Rabbit hemorrhagic disease is a serious and extremely contagious viral disease of domesticated and wild rabbits. Beginning in March 2020, samples submitted from wild rabbit deaths in southern New Mexico were identified to be positive for Rabbit Hemorrhagic Disease Virus Type 2 (RHDV-2). These were the first detections of RHDV-2 in wild North American hares. On March 24, 2020, the National Veterinary Services Laboratories, Foreign Animal Disease Diagnostic Laboratory (NVSL-FADDL) confirmed positive PCR results for RHDV-2 from domestic rabbit liver tissue in New Mexico. Subsequently, RHDV-2 has since been detected in seven states:

  • New Mexico (domestic and wildlife)
  • Arizona (domestic and wildlife)
  • Texas (domestic and wildlife)
  • Colorado (domestic and wildlife)
  • Nevada (domestic)
  • California (wildlife)
  • Utah (domestic and wildlife)
  • California (domestic and wildlife)

The Nebraska Department of Agriculture (NDA) is aware of Rabbit Hemorrhagic Disease (RHD) and its implications to the industry. Currently, there are no approved vaccines licensed in the United States for RHD. The importation and use of unlicensed vaccine is currently being restricted to states that have a confirmed positive case of RHDV with approval from the State Veterinarian required to be included with any permit applications.

RHD is a notifiable Foreign Animal Disease and individuals or practitioners who suspect or have concerns about RHD in domestic or wild hare populations should contact NDA or USDA-APHIS-VS. NDA and USDA’s Foreign Animal Disease Diagnosticians are prepared to collect and submit samples for RHD.

Biosecurity Recommendations to Protect Your Rabbits:

  • Establish a veterinary relationship.
  • House rabbits indoors if possible.
  • Maintain a closed rabbitry.
  • Always wash hands with warm soapy water before entering your rabbit area, after removing protective clothing and before leaving the rabbit area.
  • Purchase from low-risk sources.
  • Quarantine new/returning rabbits for 30 days.
  • Separate footwear for barn, house, off farm.
  • Control flies, biting insects, and vermin.
  • Sanitize all equipment and cages moved on or off premises before they are returned to the rabbitry.
  • Do not put rabbits on the ground outside.
  • Do not use forage, branches, etc. for bedding.
  • Know where your feed comes from - do not feed grass or other forage that could be contaminated.

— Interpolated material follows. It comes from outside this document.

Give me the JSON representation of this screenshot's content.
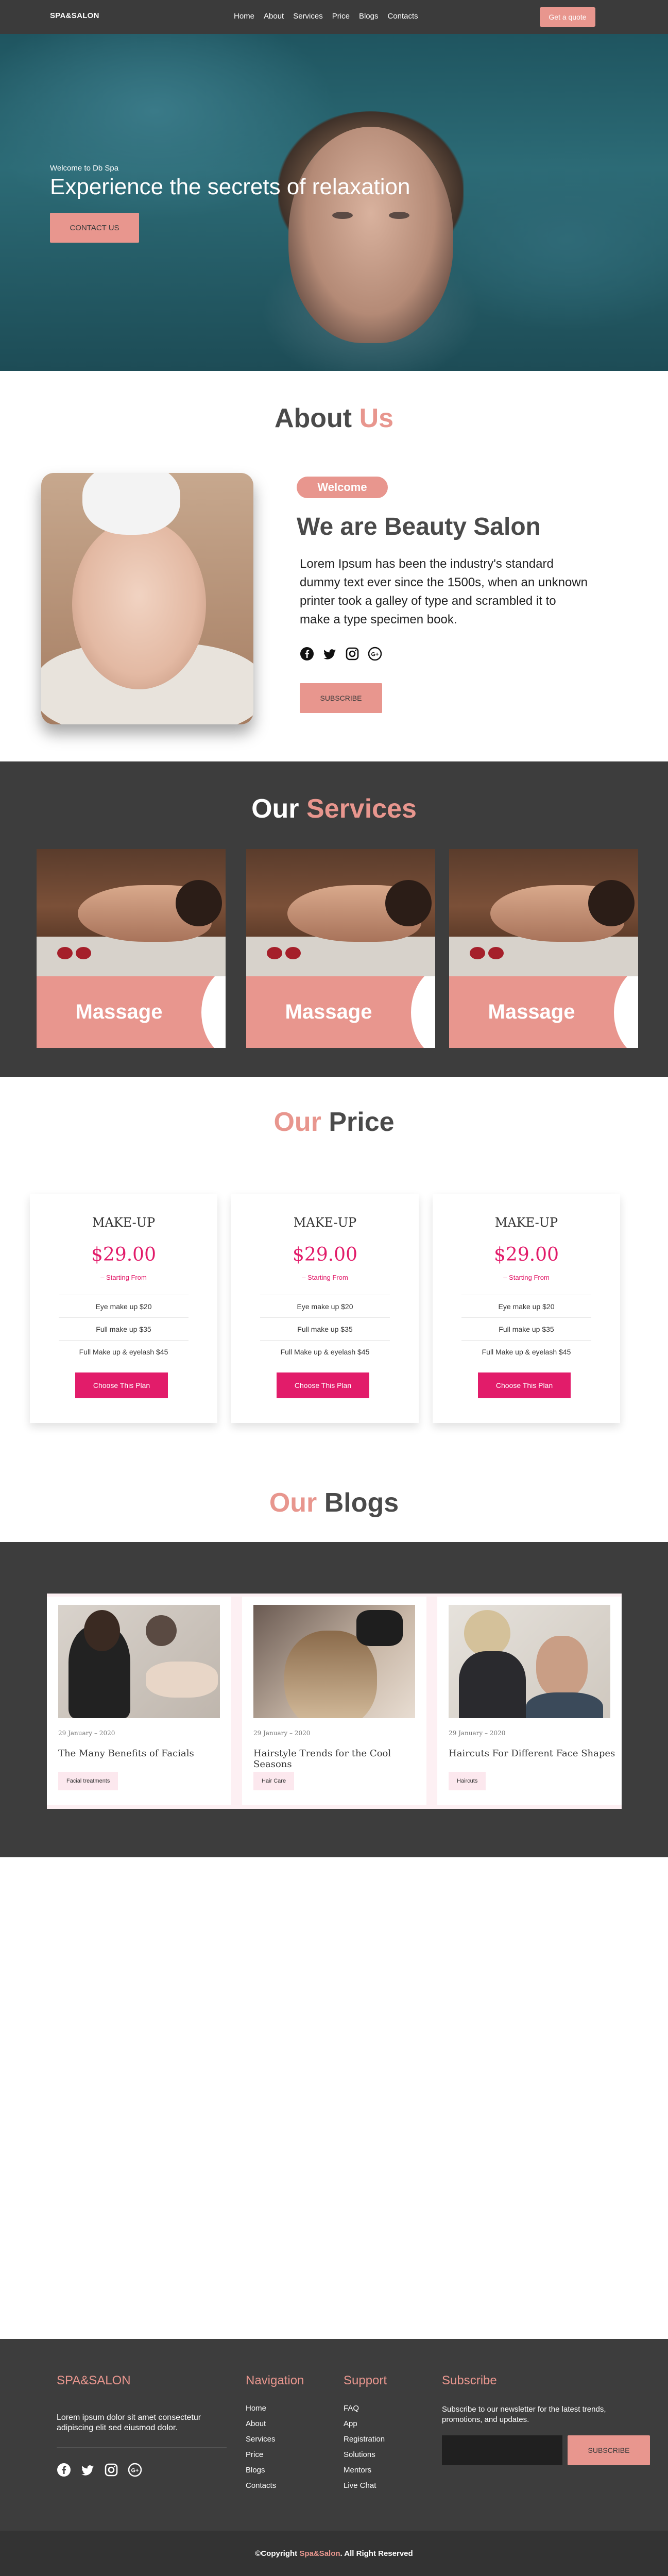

Additional Resources

USDA - Risk Identification

USDA - Rabbit Hemorrhagic Disease Factsheet

Iowa State University - Rabbit Hemorrhagic Disease

EPA and USDA Release Information for Mitigating Rabbit Hemorrhagic Disease Virus (RHDV2) Outbreak


Press Releases

NDA Encourages Rabbit Owners to Watch for Hemorrhagic Disease